= Material to process =
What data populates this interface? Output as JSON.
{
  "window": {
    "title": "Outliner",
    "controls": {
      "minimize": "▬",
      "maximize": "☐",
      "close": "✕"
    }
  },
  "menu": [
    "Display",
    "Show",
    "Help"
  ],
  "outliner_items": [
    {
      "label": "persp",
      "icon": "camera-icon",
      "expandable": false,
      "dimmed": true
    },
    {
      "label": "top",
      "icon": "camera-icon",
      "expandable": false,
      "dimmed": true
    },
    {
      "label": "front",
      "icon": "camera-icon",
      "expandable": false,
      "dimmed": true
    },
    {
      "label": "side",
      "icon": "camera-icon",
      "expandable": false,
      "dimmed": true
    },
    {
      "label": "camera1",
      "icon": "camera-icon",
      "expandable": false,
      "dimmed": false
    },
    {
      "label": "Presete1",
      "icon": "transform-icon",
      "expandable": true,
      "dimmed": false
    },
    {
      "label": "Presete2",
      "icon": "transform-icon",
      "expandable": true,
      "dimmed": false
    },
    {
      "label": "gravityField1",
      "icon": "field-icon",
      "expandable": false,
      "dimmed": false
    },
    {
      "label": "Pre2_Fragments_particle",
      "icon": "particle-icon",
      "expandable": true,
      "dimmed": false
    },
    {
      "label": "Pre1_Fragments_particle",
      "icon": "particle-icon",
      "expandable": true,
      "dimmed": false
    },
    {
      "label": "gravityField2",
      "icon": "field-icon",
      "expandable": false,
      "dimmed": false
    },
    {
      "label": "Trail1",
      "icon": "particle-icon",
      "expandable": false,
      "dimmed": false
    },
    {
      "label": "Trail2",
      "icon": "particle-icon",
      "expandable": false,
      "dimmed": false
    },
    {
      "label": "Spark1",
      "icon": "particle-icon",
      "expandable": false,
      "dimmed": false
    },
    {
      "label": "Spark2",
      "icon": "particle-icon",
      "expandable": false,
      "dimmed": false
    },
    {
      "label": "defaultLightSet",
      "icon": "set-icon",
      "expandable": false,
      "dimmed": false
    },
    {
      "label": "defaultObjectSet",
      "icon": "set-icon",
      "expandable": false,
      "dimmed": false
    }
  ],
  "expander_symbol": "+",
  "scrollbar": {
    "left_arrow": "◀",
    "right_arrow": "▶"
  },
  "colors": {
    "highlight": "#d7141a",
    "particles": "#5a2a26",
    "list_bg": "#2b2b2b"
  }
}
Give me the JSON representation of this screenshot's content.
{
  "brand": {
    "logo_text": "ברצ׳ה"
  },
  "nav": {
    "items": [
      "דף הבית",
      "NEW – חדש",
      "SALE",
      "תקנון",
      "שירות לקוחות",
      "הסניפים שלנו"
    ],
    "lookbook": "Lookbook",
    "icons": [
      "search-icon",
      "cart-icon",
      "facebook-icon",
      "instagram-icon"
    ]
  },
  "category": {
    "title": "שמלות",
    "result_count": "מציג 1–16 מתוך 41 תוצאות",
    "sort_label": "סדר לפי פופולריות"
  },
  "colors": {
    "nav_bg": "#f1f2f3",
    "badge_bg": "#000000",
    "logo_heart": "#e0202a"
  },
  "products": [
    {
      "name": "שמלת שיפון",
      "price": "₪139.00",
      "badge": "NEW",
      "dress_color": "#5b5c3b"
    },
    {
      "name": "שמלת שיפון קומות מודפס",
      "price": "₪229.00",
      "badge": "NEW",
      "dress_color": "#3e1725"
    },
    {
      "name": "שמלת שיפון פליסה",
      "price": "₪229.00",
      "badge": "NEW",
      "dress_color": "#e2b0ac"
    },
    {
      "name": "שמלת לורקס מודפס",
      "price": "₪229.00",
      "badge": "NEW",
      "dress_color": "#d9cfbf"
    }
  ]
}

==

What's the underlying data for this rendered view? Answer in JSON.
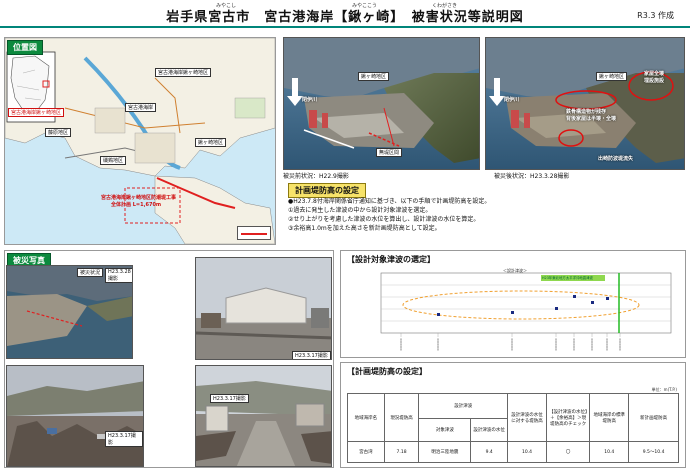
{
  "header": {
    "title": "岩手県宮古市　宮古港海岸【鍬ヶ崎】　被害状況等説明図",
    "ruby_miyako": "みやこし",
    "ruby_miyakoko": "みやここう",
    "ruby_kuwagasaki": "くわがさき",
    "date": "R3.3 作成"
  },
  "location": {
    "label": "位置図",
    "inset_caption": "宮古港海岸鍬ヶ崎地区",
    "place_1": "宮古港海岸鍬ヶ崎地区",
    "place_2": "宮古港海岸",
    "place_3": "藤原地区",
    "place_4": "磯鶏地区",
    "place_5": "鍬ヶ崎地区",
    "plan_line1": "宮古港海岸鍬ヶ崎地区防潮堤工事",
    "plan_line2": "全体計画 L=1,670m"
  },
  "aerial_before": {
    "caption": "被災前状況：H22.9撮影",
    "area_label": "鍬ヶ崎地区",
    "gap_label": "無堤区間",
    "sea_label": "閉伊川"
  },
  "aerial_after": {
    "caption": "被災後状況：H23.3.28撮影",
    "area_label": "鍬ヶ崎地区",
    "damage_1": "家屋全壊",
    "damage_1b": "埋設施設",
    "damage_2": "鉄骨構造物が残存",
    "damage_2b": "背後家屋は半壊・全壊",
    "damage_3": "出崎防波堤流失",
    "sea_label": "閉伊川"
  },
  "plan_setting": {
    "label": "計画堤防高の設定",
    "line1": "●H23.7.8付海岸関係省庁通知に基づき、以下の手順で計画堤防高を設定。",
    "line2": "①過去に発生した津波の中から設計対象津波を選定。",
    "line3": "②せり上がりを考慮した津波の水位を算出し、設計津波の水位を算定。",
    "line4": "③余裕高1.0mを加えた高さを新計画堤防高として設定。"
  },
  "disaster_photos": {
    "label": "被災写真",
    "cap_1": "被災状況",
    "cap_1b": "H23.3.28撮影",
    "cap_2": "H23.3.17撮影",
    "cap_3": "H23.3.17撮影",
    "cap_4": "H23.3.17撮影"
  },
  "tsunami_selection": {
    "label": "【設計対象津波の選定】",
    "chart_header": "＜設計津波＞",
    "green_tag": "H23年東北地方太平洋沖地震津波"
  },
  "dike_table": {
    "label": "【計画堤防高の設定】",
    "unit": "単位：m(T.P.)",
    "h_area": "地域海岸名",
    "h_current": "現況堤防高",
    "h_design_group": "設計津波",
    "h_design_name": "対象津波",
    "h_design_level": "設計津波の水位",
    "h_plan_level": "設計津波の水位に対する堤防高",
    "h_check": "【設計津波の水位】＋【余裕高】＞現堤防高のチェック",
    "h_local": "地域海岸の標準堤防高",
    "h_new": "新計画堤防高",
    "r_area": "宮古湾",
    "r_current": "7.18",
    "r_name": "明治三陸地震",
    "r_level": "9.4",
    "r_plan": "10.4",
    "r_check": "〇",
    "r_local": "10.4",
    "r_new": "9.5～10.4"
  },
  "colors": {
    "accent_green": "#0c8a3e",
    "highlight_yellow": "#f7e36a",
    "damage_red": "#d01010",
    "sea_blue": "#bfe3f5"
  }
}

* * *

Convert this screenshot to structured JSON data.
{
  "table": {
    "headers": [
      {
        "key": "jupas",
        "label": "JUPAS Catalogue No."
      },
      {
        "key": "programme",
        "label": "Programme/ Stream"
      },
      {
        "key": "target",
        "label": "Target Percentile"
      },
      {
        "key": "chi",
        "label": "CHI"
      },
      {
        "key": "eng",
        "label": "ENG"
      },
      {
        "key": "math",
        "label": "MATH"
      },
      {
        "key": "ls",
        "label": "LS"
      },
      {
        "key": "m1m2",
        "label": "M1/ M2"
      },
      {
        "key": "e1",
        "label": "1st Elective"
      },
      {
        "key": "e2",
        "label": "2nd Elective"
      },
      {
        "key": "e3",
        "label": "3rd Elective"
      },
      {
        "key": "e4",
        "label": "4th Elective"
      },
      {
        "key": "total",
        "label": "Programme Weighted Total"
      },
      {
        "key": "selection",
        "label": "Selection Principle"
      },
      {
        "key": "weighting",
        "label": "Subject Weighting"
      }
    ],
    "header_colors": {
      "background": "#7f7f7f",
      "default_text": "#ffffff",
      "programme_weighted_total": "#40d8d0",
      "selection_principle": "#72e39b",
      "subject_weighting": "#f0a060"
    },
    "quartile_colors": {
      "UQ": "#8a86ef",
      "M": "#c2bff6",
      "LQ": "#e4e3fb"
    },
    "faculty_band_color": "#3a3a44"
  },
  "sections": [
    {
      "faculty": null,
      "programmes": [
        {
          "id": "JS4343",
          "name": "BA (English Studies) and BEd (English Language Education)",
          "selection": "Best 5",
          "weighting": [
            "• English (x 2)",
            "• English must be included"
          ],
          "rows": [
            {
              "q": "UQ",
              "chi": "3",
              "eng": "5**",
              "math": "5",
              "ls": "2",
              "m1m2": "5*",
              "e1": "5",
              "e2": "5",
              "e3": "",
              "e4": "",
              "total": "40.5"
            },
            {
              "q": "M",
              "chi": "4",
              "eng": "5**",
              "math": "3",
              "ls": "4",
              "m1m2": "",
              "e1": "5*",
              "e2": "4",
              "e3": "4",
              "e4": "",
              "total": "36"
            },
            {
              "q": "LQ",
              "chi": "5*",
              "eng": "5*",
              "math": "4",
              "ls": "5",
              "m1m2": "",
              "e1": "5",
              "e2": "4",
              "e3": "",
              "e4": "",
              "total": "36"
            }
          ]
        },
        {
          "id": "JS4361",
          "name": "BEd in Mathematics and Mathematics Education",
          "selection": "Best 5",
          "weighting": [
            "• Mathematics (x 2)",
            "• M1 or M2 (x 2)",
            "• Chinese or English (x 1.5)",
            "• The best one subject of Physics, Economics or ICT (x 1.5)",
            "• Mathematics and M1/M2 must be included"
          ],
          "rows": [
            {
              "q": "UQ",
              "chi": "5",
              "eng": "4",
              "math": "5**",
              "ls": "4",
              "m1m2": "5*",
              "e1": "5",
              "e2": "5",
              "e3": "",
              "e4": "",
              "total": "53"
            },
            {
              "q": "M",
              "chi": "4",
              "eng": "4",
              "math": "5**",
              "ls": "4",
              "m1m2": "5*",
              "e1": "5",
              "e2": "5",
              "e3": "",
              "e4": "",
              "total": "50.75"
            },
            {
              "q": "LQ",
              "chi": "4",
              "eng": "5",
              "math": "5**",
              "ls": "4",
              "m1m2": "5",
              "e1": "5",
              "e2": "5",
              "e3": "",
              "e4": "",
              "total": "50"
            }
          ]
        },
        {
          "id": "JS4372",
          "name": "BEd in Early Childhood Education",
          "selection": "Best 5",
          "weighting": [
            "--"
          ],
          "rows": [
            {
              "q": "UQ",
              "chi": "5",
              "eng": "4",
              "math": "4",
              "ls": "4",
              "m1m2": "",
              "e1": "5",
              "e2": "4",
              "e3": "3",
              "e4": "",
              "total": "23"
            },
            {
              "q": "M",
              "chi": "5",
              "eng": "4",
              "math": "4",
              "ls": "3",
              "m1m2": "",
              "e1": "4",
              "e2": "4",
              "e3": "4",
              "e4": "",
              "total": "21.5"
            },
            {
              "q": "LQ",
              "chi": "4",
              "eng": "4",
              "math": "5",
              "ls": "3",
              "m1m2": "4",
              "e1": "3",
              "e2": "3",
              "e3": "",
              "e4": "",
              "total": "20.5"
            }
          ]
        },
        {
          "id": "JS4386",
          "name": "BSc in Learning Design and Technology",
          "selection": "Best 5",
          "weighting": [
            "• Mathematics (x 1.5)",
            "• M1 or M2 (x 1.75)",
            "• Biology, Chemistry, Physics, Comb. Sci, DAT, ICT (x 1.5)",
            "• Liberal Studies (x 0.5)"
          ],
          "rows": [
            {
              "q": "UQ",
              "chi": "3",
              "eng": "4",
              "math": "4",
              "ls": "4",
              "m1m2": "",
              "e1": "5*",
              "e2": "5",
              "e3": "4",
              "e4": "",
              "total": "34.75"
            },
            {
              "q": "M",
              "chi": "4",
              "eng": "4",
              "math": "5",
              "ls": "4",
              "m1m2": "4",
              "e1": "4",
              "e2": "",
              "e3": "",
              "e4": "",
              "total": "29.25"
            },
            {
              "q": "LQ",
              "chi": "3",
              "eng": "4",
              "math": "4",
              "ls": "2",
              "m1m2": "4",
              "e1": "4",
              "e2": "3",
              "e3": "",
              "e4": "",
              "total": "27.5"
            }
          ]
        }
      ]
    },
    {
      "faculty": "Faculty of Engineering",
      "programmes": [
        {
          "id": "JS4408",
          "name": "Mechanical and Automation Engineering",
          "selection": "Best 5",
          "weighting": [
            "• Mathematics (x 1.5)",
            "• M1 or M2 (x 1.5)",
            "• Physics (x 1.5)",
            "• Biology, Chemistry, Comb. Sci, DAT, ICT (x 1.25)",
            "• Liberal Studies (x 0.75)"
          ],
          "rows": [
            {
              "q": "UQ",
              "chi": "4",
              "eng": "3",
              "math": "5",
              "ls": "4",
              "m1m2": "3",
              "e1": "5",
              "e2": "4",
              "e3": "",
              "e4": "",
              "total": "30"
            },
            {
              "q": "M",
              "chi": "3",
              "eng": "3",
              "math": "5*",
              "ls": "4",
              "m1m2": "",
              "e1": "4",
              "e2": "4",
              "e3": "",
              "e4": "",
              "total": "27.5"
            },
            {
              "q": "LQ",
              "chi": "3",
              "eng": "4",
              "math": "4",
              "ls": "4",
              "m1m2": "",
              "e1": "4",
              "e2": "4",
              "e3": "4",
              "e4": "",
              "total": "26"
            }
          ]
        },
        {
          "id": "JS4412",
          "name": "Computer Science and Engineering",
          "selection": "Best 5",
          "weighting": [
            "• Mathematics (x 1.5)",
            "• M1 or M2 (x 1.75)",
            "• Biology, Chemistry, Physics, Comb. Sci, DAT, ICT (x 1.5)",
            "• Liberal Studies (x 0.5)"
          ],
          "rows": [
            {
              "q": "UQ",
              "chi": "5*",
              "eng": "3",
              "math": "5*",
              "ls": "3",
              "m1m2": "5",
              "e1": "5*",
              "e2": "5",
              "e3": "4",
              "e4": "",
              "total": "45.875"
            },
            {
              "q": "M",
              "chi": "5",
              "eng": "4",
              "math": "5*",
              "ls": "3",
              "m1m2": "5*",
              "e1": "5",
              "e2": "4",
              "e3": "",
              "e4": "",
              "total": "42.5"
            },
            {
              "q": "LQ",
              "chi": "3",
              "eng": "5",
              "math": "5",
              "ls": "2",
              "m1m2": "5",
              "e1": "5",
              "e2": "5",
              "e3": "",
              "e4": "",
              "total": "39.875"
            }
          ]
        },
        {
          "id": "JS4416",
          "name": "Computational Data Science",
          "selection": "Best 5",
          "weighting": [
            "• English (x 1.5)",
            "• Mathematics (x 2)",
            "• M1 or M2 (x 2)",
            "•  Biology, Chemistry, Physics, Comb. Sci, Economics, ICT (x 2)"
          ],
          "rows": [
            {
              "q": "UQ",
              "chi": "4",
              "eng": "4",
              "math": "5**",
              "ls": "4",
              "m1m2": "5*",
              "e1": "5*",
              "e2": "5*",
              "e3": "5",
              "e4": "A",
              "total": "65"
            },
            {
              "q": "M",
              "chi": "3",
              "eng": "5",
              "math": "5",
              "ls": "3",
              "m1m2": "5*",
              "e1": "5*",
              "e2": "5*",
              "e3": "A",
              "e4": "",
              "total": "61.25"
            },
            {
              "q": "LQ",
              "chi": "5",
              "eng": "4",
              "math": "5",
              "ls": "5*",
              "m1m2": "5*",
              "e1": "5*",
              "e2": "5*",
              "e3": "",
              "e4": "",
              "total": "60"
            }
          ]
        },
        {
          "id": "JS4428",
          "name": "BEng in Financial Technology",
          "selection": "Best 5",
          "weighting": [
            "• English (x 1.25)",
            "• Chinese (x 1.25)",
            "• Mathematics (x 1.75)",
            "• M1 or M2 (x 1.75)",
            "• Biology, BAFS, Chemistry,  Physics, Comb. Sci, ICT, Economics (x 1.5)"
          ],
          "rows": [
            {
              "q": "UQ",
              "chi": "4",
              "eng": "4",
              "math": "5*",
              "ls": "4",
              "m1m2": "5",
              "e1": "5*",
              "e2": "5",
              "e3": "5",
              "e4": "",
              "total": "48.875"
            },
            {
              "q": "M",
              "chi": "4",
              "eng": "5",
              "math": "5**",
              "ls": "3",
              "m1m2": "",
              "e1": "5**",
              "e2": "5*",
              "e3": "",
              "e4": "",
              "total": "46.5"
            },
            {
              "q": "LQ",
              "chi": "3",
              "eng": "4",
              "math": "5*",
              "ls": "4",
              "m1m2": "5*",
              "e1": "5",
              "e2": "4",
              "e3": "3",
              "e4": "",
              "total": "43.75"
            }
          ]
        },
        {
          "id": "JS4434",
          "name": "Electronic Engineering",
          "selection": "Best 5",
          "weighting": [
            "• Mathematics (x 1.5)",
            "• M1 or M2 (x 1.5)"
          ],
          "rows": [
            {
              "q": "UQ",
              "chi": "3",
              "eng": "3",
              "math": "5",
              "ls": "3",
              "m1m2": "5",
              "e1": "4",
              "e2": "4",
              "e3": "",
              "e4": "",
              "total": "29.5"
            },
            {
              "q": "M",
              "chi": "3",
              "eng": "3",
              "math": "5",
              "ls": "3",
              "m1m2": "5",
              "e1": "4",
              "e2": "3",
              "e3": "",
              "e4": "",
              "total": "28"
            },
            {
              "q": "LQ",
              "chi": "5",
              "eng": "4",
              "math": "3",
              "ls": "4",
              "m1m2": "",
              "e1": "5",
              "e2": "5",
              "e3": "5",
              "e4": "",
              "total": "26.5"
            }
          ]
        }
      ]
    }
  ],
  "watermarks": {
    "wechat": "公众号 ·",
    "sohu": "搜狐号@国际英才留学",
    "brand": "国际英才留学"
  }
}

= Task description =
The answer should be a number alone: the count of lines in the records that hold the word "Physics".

= Output of the task =
6